The Federal Motor Carrier Safety Administration and the Pipeline and Hazardous Material Safety Administration are the regulatory bodies governing all the regulations to which a motor carrier must adhere. These regs address Driver Qualification File requirements, Vehicle Maintenance and record keeping, Managed Drug and Alcohol Programs, Hours of Service rules and Hazmat requirements.
General Qualification of Driver
General qualifications of a commercial driver for interstate operations:
- Must be at least 21 years of age
- Is physically qualified
- Can read, write, and speak English on a conversational level
- Has a valid commercial motor vehicle licensed issued by their state or jurisdiction
- Has prepared and provided the motor carrier with a list of violations or certificates as required
- Successfully completed a road test (a valid CDL completes this requirement)
Driver Qualification File
All companies who operate commercial vehicles are required to have a driver qualification file
for each commercial driver. The DQ file must include:
- Driver’s application
- Pre-employment questionnaire (if not included in the application)
- The initial MVR
- Certificate of road test (not required if the driver had to take a road test to obtain their CDL)
- The MVR used for the annual review
- Certificate of violations
- Annual review
- If you have a driver with a medical exemption, then the skill performance evaluation certificate or the medical exemption document should be included
- Medical card
Annual Driver Qualification Requirements
- Certificate of violations completed by the driver
- Copy of the driver’s motor vehicle report
- Renewed copy of medical card with medical examiner verified through the National Medical Examiners database. See www.fmcsa.dot.gov/national-registry-certified-medical-examiners-search to verify a medical examiner.
Every motor carrier and intermodal provider is required to systematically inspect, repair, and maintain all equipment subject to its control. All motor carriers must retain records or maintain cause to be maintained records for any equipment under its control.
- Maintenance records
- Driver Vehicle Inspection Reports
- Periodic Inspections
- Written systematic maintenance policy
- Inspector qualification (brakes and periodic inspection)
Drug and Alcohol Program
All motor carriers who use drivers who hold commercial drivers license must have a controlled substance (drug and alcohol) program. The program must include the following types of testing:
- Reasonable Suspicion
- Company Policy Testing
In addition, all companies must provide a drug and alcohol policy to their commercial driver’s license holders and get a signed receipt of acceptance of that policy.
Hours of Service
In the new landscape of hours of service compliance, the requirement has changed for motor carriers on how they maintain a commercial driver hour. Effective December of 2017, all motor carriers (with exceptions) are required to have an Electronic Logging Device in their trucks. You can view a list of registered vendors at csa.fmcsa.dot.gov/ELD/List.

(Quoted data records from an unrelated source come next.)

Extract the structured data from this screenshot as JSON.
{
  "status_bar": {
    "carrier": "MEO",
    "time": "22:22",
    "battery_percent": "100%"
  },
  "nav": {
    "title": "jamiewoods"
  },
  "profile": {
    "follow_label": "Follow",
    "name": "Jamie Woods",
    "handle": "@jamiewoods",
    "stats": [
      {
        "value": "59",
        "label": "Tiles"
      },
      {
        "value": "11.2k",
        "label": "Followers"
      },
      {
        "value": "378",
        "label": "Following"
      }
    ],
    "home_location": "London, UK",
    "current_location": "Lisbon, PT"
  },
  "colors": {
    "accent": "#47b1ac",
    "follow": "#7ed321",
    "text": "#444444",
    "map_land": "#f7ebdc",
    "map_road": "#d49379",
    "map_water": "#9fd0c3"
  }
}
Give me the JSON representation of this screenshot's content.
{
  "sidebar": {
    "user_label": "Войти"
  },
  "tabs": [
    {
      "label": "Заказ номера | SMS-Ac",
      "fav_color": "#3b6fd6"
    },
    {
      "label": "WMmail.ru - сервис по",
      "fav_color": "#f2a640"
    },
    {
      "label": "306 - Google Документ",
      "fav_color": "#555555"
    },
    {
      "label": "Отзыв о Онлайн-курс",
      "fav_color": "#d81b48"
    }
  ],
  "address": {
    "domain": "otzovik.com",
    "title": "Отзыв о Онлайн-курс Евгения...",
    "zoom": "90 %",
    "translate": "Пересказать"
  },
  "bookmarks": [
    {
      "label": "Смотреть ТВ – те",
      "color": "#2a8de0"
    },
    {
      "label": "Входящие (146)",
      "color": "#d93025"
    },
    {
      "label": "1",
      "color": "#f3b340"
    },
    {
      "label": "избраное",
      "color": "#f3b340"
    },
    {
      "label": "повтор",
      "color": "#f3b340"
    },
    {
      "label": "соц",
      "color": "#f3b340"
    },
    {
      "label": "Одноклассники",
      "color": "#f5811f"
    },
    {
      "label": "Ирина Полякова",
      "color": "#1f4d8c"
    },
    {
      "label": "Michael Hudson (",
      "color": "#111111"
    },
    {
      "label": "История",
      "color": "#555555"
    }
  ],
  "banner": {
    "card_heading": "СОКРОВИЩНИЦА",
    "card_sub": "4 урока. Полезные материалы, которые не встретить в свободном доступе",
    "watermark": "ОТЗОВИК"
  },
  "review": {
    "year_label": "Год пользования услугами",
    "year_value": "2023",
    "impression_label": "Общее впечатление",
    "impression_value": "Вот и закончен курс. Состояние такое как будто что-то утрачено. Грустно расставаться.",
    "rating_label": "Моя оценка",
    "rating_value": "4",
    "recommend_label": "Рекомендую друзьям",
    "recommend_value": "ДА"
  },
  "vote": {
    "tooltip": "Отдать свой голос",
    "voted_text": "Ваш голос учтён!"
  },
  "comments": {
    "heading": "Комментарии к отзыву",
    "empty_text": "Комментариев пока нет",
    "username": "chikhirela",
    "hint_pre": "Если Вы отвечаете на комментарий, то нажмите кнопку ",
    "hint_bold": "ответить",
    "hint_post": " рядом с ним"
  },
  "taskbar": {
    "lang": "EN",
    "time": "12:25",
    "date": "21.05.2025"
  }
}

General Interstate hours of service rules for property carrying company are are as follows:
- Drivers may not drive more than 11 hours in a 14-hour period.
- Drivers are required to take a 30-minute break during their first 8 hours.
- Drivers are required to take 10 hours off duty before an 11-hour driving period. (NOTE: There is a split sleeper berth exception to this rule.)
- Drivers may not drive after the 14th hour.
- Drivers may not drive more than 60 hours in 7 days if company does not operate 7 days a week 24 hours a day.
- Drivers may not drive more than 70 hours in 8 days if the company operates 7 days a week 24 hours per day.
- A 34-hour reset can be used to completely reset a driver’s hours, though it is not required.
The hazardous materials regs are applicable to the transportation of hazardous materials in commerce and their offering to:
- Take the hazardous material interstate or intrastate, and foreign carriers by rail car, aircraft, motor vehicle and vessel.
- The representation that a hazardous material is present in a package, container, rail car, aircraft, motor vehicle or vessel.
- The manufacture, fabrication, marking, maintenance, reconditioning, repairing or testing of a package or container which is represented, marked, certified or sold for use in the transportation of hazardous materials.
Motor carriers that haul hazmat are required to:
- Register as a hazmat carrier
- Obtain a hazmat permit if applicable
- Understand the regulations on
- Shipping papers
- Loading and unloading
- Bracing and blocking
- Incident reporting
- Security plan
- Employee training
Find guidance to the hazardous material regs at www.fmcsa.dot.gov/regulations/hazardous-materials.